• **What needs to be done**: Read the records and gather each line that includes "JSON".

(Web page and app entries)
Start of Block

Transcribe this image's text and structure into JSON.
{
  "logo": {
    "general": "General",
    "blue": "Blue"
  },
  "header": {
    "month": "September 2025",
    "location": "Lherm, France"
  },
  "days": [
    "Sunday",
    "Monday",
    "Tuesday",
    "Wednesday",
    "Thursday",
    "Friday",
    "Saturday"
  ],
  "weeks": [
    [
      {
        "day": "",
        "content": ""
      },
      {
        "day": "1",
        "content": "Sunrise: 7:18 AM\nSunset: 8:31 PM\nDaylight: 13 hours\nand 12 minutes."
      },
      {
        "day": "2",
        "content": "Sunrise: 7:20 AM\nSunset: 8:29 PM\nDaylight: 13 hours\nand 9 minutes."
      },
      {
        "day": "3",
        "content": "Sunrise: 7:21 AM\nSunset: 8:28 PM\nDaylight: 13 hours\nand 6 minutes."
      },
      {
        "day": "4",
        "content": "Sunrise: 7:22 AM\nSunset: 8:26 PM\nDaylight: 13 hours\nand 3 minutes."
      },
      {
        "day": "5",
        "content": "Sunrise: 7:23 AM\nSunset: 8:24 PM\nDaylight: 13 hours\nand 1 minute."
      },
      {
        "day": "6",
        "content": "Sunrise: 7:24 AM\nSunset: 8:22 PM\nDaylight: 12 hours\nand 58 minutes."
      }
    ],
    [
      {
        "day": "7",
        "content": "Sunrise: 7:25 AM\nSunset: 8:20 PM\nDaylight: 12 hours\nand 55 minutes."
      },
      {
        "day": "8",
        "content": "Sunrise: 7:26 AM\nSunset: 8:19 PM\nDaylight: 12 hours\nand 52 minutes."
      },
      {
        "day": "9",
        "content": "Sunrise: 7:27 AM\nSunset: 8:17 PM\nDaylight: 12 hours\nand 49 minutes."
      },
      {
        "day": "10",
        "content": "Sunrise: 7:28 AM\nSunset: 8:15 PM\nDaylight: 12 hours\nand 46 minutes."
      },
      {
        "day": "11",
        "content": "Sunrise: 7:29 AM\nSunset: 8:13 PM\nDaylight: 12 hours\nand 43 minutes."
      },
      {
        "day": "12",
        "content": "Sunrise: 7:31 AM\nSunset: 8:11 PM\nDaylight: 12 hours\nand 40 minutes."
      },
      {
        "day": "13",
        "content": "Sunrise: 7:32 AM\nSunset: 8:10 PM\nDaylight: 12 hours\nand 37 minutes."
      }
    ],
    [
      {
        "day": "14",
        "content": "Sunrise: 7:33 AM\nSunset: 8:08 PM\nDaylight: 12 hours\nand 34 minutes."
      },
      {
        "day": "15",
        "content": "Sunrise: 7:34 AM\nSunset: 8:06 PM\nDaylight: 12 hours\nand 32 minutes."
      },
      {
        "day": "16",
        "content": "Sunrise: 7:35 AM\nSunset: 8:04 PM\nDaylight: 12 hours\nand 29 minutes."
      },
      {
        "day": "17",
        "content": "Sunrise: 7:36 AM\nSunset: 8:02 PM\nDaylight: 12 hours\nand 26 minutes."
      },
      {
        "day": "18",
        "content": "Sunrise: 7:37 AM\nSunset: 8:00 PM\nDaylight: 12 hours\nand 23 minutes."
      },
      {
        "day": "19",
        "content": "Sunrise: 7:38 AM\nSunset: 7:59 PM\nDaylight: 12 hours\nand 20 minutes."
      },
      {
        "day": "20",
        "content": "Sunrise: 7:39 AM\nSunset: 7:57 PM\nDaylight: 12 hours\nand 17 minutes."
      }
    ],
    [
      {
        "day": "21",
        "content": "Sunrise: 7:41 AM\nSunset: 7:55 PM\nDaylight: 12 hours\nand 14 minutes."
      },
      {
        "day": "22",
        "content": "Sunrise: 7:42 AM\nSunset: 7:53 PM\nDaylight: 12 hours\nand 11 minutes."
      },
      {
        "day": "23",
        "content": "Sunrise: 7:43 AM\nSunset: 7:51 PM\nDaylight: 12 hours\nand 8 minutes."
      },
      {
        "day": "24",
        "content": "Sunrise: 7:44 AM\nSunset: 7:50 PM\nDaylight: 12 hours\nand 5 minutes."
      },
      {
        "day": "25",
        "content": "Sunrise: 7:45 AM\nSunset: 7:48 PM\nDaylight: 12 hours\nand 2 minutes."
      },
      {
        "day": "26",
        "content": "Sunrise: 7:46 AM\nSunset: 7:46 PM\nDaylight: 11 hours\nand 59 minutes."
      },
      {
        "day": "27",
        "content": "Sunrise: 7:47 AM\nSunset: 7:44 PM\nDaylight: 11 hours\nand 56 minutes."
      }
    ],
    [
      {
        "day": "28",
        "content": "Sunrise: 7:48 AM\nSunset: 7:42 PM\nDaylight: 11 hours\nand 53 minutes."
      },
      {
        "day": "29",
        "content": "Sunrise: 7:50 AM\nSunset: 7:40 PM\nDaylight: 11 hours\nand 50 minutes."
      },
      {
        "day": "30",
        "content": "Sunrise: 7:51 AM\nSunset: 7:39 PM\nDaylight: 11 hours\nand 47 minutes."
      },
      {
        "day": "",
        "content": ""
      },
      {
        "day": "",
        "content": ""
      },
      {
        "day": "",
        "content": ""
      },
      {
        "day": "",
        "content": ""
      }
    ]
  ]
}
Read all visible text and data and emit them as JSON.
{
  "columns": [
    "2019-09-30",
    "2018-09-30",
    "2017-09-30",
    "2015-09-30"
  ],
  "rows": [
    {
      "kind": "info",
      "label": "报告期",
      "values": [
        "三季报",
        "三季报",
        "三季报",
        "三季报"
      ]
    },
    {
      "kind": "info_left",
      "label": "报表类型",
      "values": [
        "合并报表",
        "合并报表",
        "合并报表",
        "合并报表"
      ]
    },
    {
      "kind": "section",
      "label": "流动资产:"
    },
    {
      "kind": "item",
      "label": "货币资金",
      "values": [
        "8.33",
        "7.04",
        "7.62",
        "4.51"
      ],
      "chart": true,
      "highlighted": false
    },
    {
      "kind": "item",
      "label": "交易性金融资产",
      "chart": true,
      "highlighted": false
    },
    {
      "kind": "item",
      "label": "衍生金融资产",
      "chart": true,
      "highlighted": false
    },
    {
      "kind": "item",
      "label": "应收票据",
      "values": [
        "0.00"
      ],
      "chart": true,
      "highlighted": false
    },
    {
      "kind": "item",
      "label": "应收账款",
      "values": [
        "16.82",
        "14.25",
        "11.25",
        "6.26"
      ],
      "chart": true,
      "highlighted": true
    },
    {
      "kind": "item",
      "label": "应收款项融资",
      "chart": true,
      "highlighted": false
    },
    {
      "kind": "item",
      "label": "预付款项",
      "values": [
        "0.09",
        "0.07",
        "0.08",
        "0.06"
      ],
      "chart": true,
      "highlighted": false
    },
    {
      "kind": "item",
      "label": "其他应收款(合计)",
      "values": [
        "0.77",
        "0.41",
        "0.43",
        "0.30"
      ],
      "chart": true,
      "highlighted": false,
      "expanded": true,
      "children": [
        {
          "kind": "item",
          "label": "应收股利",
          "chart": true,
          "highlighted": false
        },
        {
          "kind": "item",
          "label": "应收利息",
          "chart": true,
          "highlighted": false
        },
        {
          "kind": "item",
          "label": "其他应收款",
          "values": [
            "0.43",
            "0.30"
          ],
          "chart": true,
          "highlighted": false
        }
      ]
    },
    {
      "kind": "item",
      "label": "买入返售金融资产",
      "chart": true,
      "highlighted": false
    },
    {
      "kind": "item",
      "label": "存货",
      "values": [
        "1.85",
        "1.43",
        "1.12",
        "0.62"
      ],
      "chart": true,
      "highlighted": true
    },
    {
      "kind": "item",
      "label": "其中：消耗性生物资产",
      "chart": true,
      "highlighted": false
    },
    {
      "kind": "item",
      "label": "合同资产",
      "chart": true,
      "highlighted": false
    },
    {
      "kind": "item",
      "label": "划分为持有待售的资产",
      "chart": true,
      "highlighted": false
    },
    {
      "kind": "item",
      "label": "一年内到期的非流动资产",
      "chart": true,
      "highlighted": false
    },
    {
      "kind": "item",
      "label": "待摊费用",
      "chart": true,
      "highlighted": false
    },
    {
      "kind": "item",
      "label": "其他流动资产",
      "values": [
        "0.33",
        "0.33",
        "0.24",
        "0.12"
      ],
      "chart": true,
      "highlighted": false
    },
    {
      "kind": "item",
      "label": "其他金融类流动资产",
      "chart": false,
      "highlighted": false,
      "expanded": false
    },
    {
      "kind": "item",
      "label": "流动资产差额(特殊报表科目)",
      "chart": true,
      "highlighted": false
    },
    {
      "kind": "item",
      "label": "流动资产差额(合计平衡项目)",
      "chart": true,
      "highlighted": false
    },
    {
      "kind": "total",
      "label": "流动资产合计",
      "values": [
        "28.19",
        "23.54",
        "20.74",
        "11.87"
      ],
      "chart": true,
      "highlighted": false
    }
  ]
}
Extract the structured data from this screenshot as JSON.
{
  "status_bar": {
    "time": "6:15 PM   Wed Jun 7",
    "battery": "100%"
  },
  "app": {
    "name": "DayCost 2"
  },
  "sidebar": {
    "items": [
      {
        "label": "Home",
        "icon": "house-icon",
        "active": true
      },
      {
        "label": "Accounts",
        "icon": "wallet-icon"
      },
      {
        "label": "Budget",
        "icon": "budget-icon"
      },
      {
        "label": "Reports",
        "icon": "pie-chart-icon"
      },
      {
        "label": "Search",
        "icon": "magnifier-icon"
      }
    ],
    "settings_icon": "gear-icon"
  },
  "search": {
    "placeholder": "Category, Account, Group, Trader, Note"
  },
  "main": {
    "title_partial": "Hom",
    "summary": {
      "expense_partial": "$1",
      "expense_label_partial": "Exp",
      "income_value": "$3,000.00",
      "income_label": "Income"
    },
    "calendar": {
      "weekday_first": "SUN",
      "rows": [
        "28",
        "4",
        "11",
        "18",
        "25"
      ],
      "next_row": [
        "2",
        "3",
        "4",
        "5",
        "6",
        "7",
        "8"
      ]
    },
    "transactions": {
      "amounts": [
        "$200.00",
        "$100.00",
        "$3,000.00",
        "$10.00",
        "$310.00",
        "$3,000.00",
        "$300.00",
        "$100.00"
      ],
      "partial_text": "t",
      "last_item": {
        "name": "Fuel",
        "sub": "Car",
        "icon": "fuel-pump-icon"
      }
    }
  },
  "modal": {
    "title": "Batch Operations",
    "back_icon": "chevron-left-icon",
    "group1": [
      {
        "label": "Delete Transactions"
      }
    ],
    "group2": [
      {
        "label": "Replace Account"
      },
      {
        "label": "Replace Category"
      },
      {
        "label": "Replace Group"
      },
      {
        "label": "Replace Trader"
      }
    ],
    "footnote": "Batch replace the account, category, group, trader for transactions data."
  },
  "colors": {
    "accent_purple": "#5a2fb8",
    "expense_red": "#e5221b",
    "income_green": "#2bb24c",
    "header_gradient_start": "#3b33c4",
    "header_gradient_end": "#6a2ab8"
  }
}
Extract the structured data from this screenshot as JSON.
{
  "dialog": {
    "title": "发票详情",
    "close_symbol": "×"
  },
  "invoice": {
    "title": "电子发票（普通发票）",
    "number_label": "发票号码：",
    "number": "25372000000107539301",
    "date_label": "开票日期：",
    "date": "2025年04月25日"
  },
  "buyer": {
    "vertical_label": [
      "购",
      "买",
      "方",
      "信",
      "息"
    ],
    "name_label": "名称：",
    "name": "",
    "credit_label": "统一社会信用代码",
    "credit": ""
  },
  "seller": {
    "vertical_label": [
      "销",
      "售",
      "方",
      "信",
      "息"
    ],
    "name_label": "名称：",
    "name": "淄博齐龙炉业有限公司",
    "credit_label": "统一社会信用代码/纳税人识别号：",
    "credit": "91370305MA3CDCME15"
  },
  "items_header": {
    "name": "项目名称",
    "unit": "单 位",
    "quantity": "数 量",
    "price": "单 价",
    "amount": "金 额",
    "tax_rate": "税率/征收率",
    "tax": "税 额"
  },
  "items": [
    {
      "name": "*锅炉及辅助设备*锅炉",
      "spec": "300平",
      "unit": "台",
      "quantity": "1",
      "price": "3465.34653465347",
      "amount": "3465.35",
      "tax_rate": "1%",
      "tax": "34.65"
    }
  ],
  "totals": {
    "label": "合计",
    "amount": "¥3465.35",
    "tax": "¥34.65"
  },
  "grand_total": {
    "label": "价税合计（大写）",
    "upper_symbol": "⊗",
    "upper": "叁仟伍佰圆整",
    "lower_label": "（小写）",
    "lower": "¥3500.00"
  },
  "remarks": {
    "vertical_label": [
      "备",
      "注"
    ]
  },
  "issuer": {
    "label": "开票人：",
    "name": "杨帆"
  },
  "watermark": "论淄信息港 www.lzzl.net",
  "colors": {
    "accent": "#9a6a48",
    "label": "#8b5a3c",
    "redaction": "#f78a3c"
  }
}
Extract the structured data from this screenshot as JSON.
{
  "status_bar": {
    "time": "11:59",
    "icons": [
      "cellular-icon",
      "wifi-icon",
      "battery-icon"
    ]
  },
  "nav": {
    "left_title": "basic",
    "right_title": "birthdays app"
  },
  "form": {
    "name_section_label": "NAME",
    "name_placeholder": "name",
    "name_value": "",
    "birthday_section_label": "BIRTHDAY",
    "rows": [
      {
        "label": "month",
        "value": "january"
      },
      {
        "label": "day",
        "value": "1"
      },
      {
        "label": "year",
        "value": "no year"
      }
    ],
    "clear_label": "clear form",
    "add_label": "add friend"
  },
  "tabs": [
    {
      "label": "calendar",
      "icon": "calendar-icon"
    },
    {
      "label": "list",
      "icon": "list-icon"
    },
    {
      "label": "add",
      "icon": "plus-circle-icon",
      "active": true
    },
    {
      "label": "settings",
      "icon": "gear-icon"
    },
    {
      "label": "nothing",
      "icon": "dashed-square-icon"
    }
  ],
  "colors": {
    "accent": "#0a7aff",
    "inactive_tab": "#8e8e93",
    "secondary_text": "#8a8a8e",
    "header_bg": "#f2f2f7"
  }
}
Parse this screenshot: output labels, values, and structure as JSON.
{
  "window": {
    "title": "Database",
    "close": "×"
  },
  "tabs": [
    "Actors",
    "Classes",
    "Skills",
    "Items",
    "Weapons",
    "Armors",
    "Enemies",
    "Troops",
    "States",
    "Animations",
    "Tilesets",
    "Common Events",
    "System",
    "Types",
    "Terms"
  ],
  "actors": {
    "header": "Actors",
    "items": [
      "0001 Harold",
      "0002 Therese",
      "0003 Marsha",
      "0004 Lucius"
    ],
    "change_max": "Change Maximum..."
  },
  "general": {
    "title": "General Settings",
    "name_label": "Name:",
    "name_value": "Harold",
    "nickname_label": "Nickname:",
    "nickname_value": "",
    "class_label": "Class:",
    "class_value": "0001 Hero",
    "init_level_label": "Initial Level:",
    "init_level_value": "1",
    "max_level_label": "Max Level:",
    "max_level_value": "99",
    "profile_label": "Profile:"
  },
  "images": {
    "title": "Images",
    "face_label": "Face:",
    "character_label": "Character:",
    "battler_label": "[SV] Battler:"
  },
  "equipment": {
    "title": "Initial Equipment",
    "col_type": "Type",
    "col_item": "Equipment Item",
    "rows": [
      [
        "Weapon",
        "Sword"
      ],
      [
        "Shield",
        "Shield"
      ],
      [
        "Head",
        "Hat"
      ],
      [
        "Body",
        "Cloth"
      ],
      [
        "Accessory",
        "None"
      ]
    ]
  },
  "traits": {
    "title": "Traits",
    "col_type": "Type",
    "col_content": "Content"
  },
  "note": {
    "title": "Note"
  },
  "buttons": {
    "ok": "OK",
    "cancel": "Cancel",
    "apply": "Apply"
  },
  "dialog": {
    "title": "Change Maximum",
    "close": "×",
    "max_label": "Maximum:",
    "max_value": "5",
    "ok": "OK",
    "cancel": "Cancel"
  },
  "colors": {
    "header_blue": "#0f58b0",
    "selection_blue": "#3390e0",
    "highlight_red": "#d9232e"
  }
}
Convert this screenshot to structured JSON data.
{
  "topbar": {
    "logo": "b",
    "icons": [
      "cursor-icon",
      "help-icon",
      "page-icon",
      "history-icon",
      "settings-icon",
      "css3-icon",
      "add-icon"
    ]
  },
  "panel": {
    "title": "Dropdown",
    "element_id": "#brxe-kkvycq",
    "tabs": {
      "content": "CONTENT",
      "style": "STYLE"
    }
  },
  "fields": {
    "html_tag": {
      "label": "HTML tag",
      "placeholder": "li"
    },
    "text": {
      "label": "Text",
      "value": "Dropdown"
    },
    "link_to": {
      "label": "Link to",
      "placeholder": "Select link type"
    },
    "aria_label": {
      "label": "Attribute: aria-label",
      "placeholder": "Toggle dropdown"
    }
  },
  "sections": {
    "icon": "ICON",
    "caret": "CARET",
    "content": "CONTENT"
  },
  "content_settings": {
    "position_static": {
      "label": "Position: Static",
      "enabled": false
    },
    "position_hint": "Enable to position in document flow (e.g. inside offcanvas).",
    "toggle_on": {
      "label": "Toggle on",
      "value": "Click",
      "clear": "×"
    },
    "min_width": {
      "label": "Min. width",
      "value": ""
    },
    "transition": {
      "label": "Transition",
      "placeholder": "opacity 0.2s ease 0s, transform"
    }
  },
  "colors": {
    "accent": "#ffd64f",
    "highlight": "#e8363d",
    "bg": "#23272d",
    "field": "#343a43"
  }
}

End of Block

• **Written response**:
Transcribe this image's text and structure into JSON.
Read all visible text and data and emit them as JSON.
Extract the structured data from this screenshot as JSON.
Extract the structured data from this screenshot as JSON.
Extract the structured data from this screenshot as JSON.
Parse this screenshot: output labels, values, and structure as JSON.
Convert this screenshot to structured JSON data.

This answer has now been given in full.